That the Hall would take aim at its own voters in such a fashion only reinforces Le Batard's point. The Baseball Hall of Fame exists through a series of informal agreements that only have the air of permanence due to the passing of time. Once these informal agreements are tested, they prove as strong as the paper they're not printed on.
It's important to note that the Baseball Hall of Fame is a private institution, one with no official affiliation with Major League Baseball itself. The Hall began in the 1930s as an idea to capitalize on the recently propagated myth of Abner Doubleday's invention of baseball in order to lure tourists to Cooperstown, New York. Founded on a wink and a nudge, it "elected" 20 notables before opening an actual physical Hall in 1939, at a time when the National and American Leagues still conducted their business in a manner closer to rival companies than partners, and thus were in poor position to assert authority over the Hall's activities.

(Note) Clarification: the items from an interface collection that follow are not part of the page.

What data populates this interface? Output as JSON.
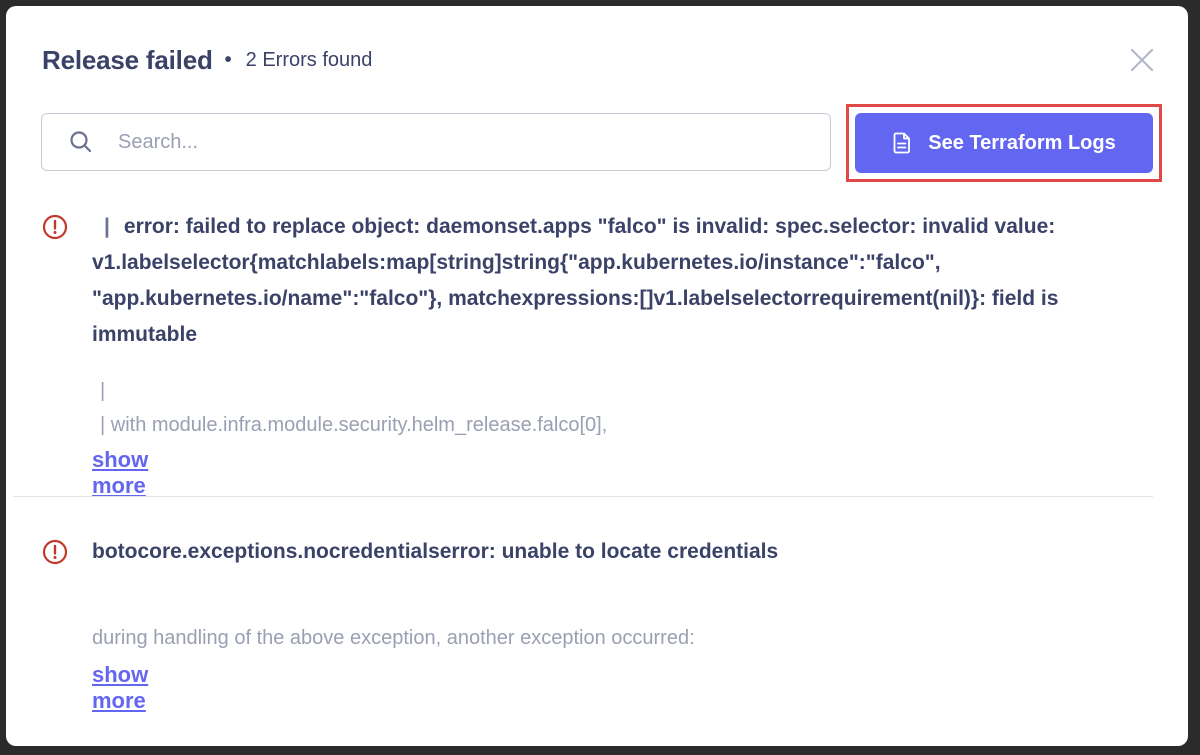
{
  "header": {
    "title": "Release failed",
    "separator": "•",
    "subtitle": "2 Errors found"
  },
  "search": {
    "placeholder": "Search...",
    "value": ""
  },
  "actions": {
    "terraform_logs_label": "See Terraform Logs"
  },
  "errors": [
    {
      "prefix": "|",
      "message": "error: failed to replace object: daemonset.apps \"falco\" is invalid: spec.selector: invalid value: v1.labelselector{matchlabels:map[string]string{\"app.kubernetes.io/instance\":\"falco\", \"app.kubernetes.io/name\":\"falco\"}, matchexpressions:[]v1.labelselectorrequirement(nil)}: field is immutable",
      "detail_line_1": "|",
      "detail_line_2": "|  with module.infra.module.security.helm_release.falco[0],",
      "show_more": "show more"
    },
    {
      "message": "botocore.exceptions.nocredentialserror: unable to locate credentials",
      "detail_line_1": "during handling of the above exception, another exception occurred:",
      "show_more": "show more"
    }
  ],
  "colors": {
    "title": "#3b4268",
    "accent": "#6366f1",
    "error": "#c0392b",
    "muted": "#9a9fb3",
    "highlight": "#e04848"
  }
}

The Hall's association with the BBWAA began in largely the same way. In 1939, radio was still a newfangled medium and most people got their sports news from the dailies. The BBWAA was therefore the only entity close to being qualified to fill out Hall of Fame ballots, and so its membership, comprised almost entirely of newspaper writers, was invited to vote. Apart from requiring voters to be BBWAA members in good standing for 10 years, the Hall made virtually no demands on the organization and relied on it to police its own membership.
During the FDR administration, when a firm handshake landed you a job and 5 cents bought you a five-course meal at Delmonico's, such tip-of-the-cap arrangements could fly. The problem is that these same arrangements are in place in the 21st century.

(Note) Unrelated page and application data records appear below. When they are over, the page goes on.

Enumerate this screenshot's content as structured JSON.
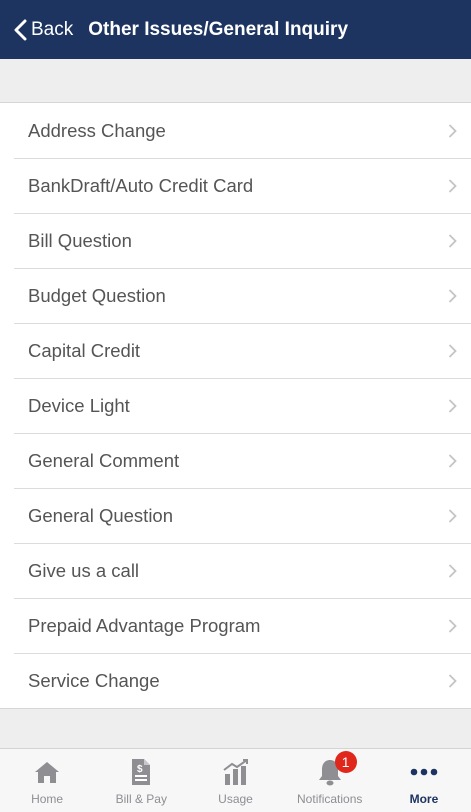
{
  "header": {
    "back_label": "Back",
    "title": "Other Issues/General Inquiry"
  },
  "list": {
    "items": [
      {
        "label": "Address Change"
      },
      {
        "label": "BankDraft/Auto Credit Card"
      },
      {
        "label": "Bill Question"
      },
      {
        "label": "Budget Question"
      },
      {
        "label": "Capital Credit"
      },
      {
        "label": "Device Light"
      },
      {
        "label": "General Comment"
      },
      {
        "label": "General Question"
      },
      {
        "label": "Give us a call"
      },
      {
        "label": "Prepaid Advantage Program"
      },
      {
        "label": "Service Change"
      }
    ]
  },
  "tabbar": {
    "tabs": [
      {
        "label": "Home",
        "icon": "home-icon"
      },
      {
        "label": "Bill & Pay",
        "icon": "bill-icon"
      },
      {
        "label": "Usage",
        "icon": "usage-chart-icon"
      },
      {
        "label": "Notifications",
        "icon": "bell-icon",
        "badge": "1"
      },
      {
        "label": "More",
        "icon": "more-dots-icon",
        "active": true
      }
    ]
  },
  "colors": {
    "header_bg": "#1d3461",
    "active_tab": "#1d3461",
    "inactive_tab": "#8e8e93",
    "badge": "#e0271c"
  }
}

It's irrelevant to discuss whether MLB wants to keep players like Clemens and Bonds out of the Hall, or whether they'd want to speed the induction of players like Mike Piazza and Jeff Bagwell, because MLB has no power over the Hall. It's similarly pointless to consider the Hall's stance on the Steroid Era, or any other topic, because it too is largely powerless when it comes to judging who is plaque worthy.
The Hall has invested its voting power in an entity that seems committed to anachronism. Not a single broadcaster—people whose jobs require watching and describing every play of all 162 games—has ever voted for the Baseball Hall of Fame because the BBWAA won't accept members who work in radio or television. This fact holds blatant disregard for how the sport has been enjoyed by most fans since World War II. Writers who toil online are being welcomed in now, but at a glacial pace. That means Hall of Fame voters are disproportionately represented by writers who work in newspapers, a medium that holds less relevance to the average fan each day.

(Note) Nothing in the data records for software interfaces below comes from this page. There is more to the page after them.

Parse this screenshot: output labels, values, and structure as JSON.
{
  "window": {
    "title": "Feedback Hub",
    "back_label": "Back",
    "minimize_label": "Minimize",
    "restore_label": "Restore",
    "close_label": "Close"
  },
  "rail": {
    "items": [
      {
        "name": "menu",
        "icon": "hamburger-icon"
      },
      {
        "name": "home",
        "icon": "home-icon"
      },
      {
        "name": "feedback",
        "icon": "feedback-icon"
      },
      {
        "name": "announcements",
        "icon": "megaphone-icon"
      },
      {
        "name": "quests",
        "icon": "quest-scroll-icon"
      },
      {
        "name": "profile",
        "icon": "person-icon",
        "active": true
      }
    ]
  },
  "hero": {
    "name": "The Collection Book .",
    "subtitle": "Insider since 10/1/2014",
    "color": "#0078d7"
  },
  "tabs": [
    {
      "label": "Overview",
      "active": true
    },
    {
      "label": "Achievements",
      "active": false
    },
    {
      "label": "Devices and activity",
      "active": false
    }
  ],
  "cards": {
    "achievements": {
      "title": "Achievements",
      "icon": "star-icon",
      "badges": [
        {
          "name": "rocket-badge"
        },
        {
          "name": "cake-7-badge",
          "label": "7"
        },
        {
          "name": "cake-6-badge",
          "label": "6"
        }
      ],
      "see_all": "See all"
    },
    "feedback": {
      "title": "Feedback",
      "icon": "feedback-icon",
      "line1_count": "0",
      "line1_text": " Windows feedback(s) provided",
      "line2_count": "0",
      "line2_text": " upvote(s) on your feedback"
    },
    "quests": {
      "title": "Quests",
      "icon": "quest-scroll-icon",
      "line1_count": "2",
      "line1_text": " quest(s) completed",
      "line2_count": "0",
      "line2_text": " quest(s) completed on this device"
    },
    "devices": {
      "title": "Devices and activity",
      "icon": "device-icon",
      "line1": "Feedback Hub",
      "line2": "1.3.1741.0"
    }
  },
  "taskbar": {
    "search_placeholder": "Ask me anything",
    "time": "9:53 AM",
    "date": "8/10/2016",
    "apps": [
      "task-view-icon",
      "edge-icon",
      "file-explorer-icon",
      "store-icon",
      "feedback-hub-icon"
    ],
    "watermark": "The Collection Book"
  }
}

Then again, the BBWAA has no responsibility to alter its idea of itself as a writer's guild just because the Hall of Fame wants it to. It's not the BBWAA's fault that the Hall invested voting power in it and it alone. There is no reason the Hall can't extend voting privileges to other entities. There is also no reason that MLB can't assert more oversight on an institution that purports to represent its history. But the weight of tradition and precedent makes it seem unlikely such sweeping changes would be implemented any time soon. Meanwhile, attendance at the Hall continues to drop as the 35-and-under set find it holds none of their memories.
The aftershocks of the Steroid Era continue to threaten the informal triangular arrangement between MLB, the Hall of Fame, and the BBWAA. Before long, it's doubtful anyone will care what happens to them. If an irrelevant institution falls and no one's around to hear it, does it make a sound?